Meanwhile, recognizing that at some point at least a token level of actual work would have to grapple with an I-5 future, last year saw a state budget request for $2.5 million in planning funds for the 117-mile I-5 corridor including through Seattle. Not much, but at least a token put down on the need to move ahead. The Senate Transportation Committee signed on, but the House Transportation Committee (Jake Fey, D-Tacoma, is the committee chair) would not squeeze that small ask into a $9.9 billion biennial WSDOT budget.
If that seems startlingly, bizarrely myopic, it’s worth remembering that the City of Seattle’s nine-year $930-million Move Seattle transportation levy taken to voters in 2015 didn’t even mention I-5’s Seattle street-level ramifications in its spending visions.
Today not one dollar or one hour at either WSDOT or SDOT is being spent (officially) on large-scale, large-vision planning for the future I-5 transportation function into and through Seattle. Maybe it would help if we bestowed on the problem the perfect cliché: the 800 pound gorilla of our city’s and state’s transportation mess. Governor Jay Inslee should think it’s a priority, but of that you will get no inkling from his transportation tout sheet. Nor would you find anything about the I-5 future in Mayor Jenny Durkan’s transportation priorities.
Can a flicker of hope be found anywhere? Last July, for the first time I can find, a proposal emerged that takes the necessary step of putting the full two-piece problem on one page. This was achieved when WSDOT and the City of Seattle threw a $4.2 million Partnering for the Future of I-5 grant request into the vast hopper of the U.S. Department of Transportation’s Build Transportation Discretionary Grant Program. Two pieces are in the proposal. Start work on a long-range transportation master plan for I-5. And plan for lidding I-5 segments through downtown Seattle to leverage new development.
Great grant proposal. Just one fatal problem. WSDOT, the City of Seattle, and everyone else think the prospect of the Trump Administration’s funding this blue-state proposal for planning, which doesn’t even propose to build anything with the money, is exactly zero.
So there you have it. Plenty that needs to be done. Nothing happening. Nothing about to happen.
The feeling resembles crawling through Seattle in bumper-to-bumper traffic trying to get to SR 520. Or stuck southbound at Northgate on a Saturday morning. Or stacked back on Mercer on any commute afternoon. Or wondering why traffic on 80th NE heading for I-5 can be backed up from I-5 to Greenwood. These punishments fit the crime of neglect.
So, how will we find a way out? We won’t find a path forward until the governor of the state of Washington and the mayor of the City of Seattle decide it is in their urgent mutual and respective interests to work on this problem together.

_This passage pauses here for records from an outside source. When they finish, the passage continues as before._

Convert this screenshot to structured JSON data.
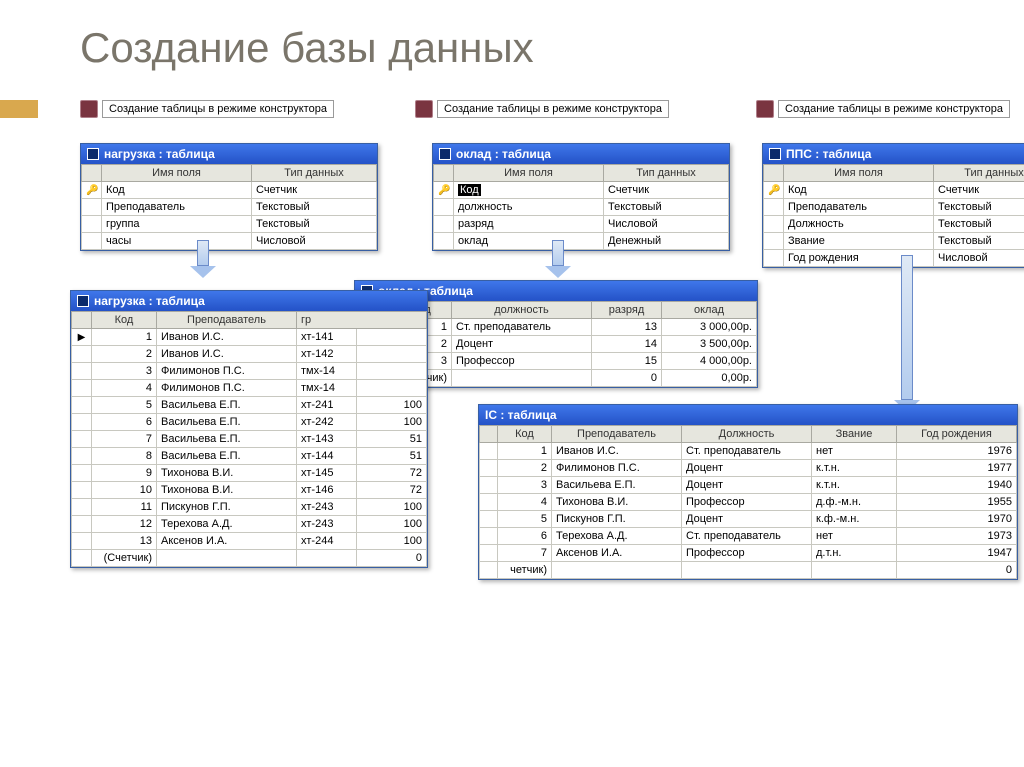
{
  "title": "Создание базы данных",
  "create_label": "Создание таблицы в режиме конструктора",
  "design": {
    "nagruzka": {
      "caption": "нагрузка : таблица",
      "col_field": "Имя поля",
      "col_type": "Тип данных",
      "rows": [
        {
          "key": "🔑",
          "name": "Код",
          "type": "Счетчик"
        },
        {
          "key": "",
          "name": "Преподаватель",
          "type": "Текстовый"
        },
        {
          "key": "",
          "name": "группа",
          "type": "Текстовый"
        },
        {
          "key": "",
          "name": "часы",
          "type": "Числовой"
        }
      ]
    },
    "oklad": {
      "caption": "оклад : таблица",
      "col_field": "Имя поля",
      "col_type": "Тип данных",
      "rows": [
        {
          "key": "🔑",
          "name": "Код",
          "type": "Счетчик",
          "sel": true
        },
        {
          "key": "",
          "name": "должность",
          "type": "Текстовый"
        },
        {
          "key": "",
          "name": "разряд",
          "type": "Числовой"
        },
        {
          "key": "",
          "name": "оклад",
          "type": "Денежный"
        }
      ]
    },
    "pps": {
      "caption": "ППС : таблица",
      "col_field": "Имя поля",
      "col_type": "Тип данных",
      "rows": [
        {
          "key": "🔑",
          "name": "Код",
          "type": "Счетчик"
        },
        {
          "key": "",
          "name": "Преподаватель",
          "type": "Текстовый"
        },
        {
          "key": "",
          "name": "Должность",
          "type": "Текстовый"
        },
        {
          "key": "",
          "name": "Звание",
          "type": "Текстовый"
        },
        {
          "key": "",
          "name": "Год рождения",
          "type": "Числовой"
        }
      ]
    }
  },
  "data": {
    "nagruzka": {
      "caption": "нагрузка : таблица",
      "headers": [
        "Код",
        "Преподаватель",
        "гр"
      ],
      "rows": [
        {
          "cur": "▶",
          "k": "1",
          "p": "Иванов И.С.",
          "g": "хт-141"
        },
        {
          "cur": "",
          "k": "2",
          "p": "Иванов И.С.",
          "g": "хт-142"
        },
        {
          "cur": "",
          "k": "3",
          "p": "Филимонов П.С.",
          "g": "тмх-14"
        },
        {
          "cur": "",
          "k": "4",
          "p": "Филимонов П.С.",
          "g": "тмх-14"
        },
        {
          "cur": "",
          "k": "5",
          "p": "Васильева Е.П.",
          "g": "хт-241",
          "h": "100"
        },
        {
          "cur": "",
          "k": "6",
          "p": "Васильева Е.П.",
          "g": "хт-242",
          "h": "100"
        },
        {
          "cur": "",
          "k": "7",
          "p": "Васильева Е.П.",
          "g": "хт-143",
          "h": "51"
        },
        {
          "cur": "",
          "k": "8",
          "p": "Васильева Е.П.",
          "g": "хт-144",
          "h": "51"
        },
        {
          "cur": "",
          "k": "9",
          "p": "Тихонова В.И.",
          "g": "хт-145",
          "h": "72"
        },
        {
          "cur": "",
          "k": "10",
          "p": "Тихонова В.И.",
          "g": "хт-146",
          "h": "72"
        },
        {
          "cur": "",
          "k": "11",
          "p": "Пискунов Г.П.",
          "g": "хт-243",
          "h": "100"
        },
        {
          "cur": "",
          "k": "12",
          "p": "Терехова А.Д.",
          "g": "хт-243",
          "h": "100"
        },
        {
          "cur": "",
          "k": "13",
          "p": "Аксенов И.А.",
          "g": "хт-244",
          "h": "100"
        },
        {
          "cur": "",
          "k": "(Счетчик)",
          "p": "",
          "g": "",
          "h": "0",
          "new": true
        }
      ]
    },
    "oklad": {
      "caption": "оклад : таблица",
      "headers": [
        "Код",
        "должность",
        "разряд",
        "оклад"
      ],
      "rows": [
        {
          "exp": "+",
          "k": "1",
          "d": "Ст. преподаватель",
          "r": "13",
          "o": "3 000,00р."
        },
        {
          "exp": "+",
          "k": "2",
          "d": "Доцент",
          "r": "14",
          "o": "3 500,00р."
        },
        {
          "exp": "+",
          "k": "3",
          "d": "Профессор",
          "r": "15",
          "o": "4 000,00р."
        },
        {
          "exp": "",
          "k": "(Счетчик)",
          "d": "",
          "r": "0",
          "o": "0,00р.",
          "new": true
        }
      ]
    },
    "pps": {
      "caption": "IC : таблица",
      "headers": [
        "Код",
        "Преподаватель",
        "Должность",
        "Звание",
        "Год рождения"
      ],
      "rows": [
        {
          "k": "1",
          "p": "Иванов И.С.",
          "d": "Ст. преподаватель",
          "z": "нет",
          "y": "1976"
        },
        {
          "k": "2",
          "p": "Филимонов П.С.",
          "d": "Доцент",
          "z": "к.т.н.",
          "y": "1977"
        },
        {
          "k": "3",
          "p": "Васильева Е.П.",
          "d": "Доцент",
          "z": "к.т.н.",
          "y": "1940"
        },
        {
          "k": "4",
          "p": "Тихонова В.И.",
          "d": "Профессор",
          "z": "д.ф.-м.н.",
          "y": "1955"
        },
        {
          "k": "5",
          "p": "Пискунов Г.П.",
          "d": "Доцент",
          "z": "к.ф.-м.н.",
          "y": "1970"
        },
        {
          "k": "6",
          "p": "Терехова А.Д.",
          "d": "Ст. преподаватель",
          "z": "нет",
          "y": "1973"
        },
        {
          "k": "7",
          "p": "Аксенов И.А.",
          "d": "Профессор",
          "z": "д.т.н.",
          "y": "1947"
        },
        {
          "k": "четчик)",
          "p": "",
          "d": "",
          "z": "",
          "y": "0",
          "new": true
        }
      ]
    }
  }
}
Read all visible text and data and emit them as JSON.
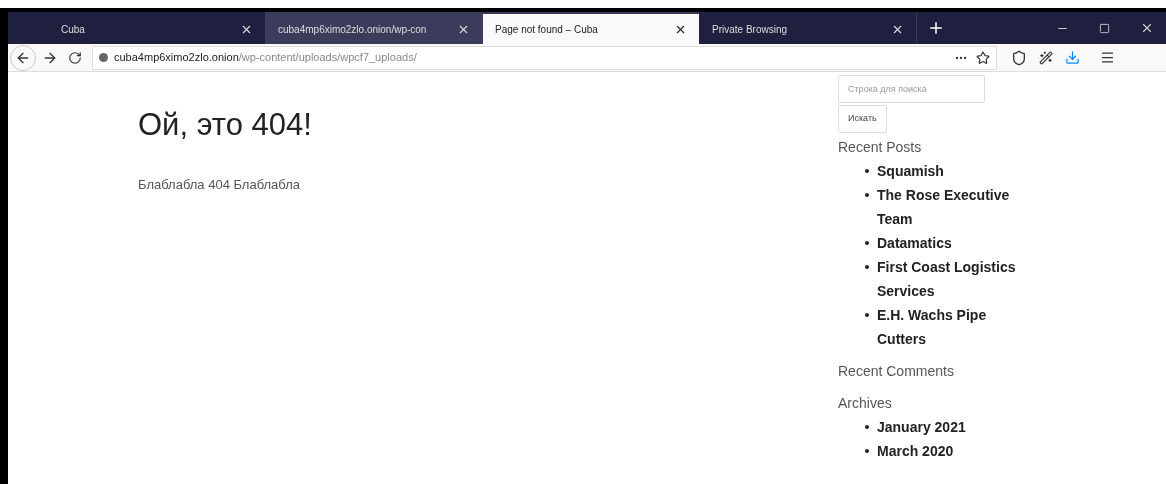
{
  "tabs": [
    {
      "title": "Cuba",
      "selected": false
    },
    {
      "title": "cuba4mp6ximo2zlo.onion/wp-con",
      "selected": false
    },
    {
      "title": "Page not found – Cuba",
      "selected": true
    },
    {
      "title": "Private Browsing",
      "selected": false
    }
  ],
  "address_bar": {
    "host": "cuba4mp6ximo2zlo.onion",
    "path": "/wp-content/uploads/wpcf7_uploads/"
  },
  "page": {
    "heading": "Ой, это 404!",
    "text": "Блаблабла 404 Блаблабла"
  },
  "sidebar": {
    "search": {
      "placeholder": "Строка для поиска"
    },
    "search_button": "Искать",
    "sections": [
      {
        "title": "Recent Posts",
        "items": [
          "Squamish",
          "The Rose Executive Team",
          "Datamatics",
          "First Coast Logistics Services",
          "E.H. Wachs Pipe Cutters"
        ]
      },
      {
        "title": "Recent Comments"
      },
      {
        "title": "Archives",
        "items": [
          "January 2021",
          "March 2020"
        ]
      }
    ]
  }
}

Not for today’s transportation system, or yesterday’s, but for the future.
Otherwise, we’re cooked, stuck in the molasses of an epic traffic jam.
This story illustrates a sad reality in Seattle politics, which is to overlook the big issues (cost, crime, congestion, affordability) and focus on small matters that mean a lot to micro-constituencies. Someone described these priorities as “an instinct for the capillaries.” The other problem in addressing transportation is the civil war between the four-wheelers and the two-wheelers, such that any politicians who dare to pay attention to crumbling and over-crowded highways will find themselves roadkill. Better to study, delay, blame. Big issues are big risk.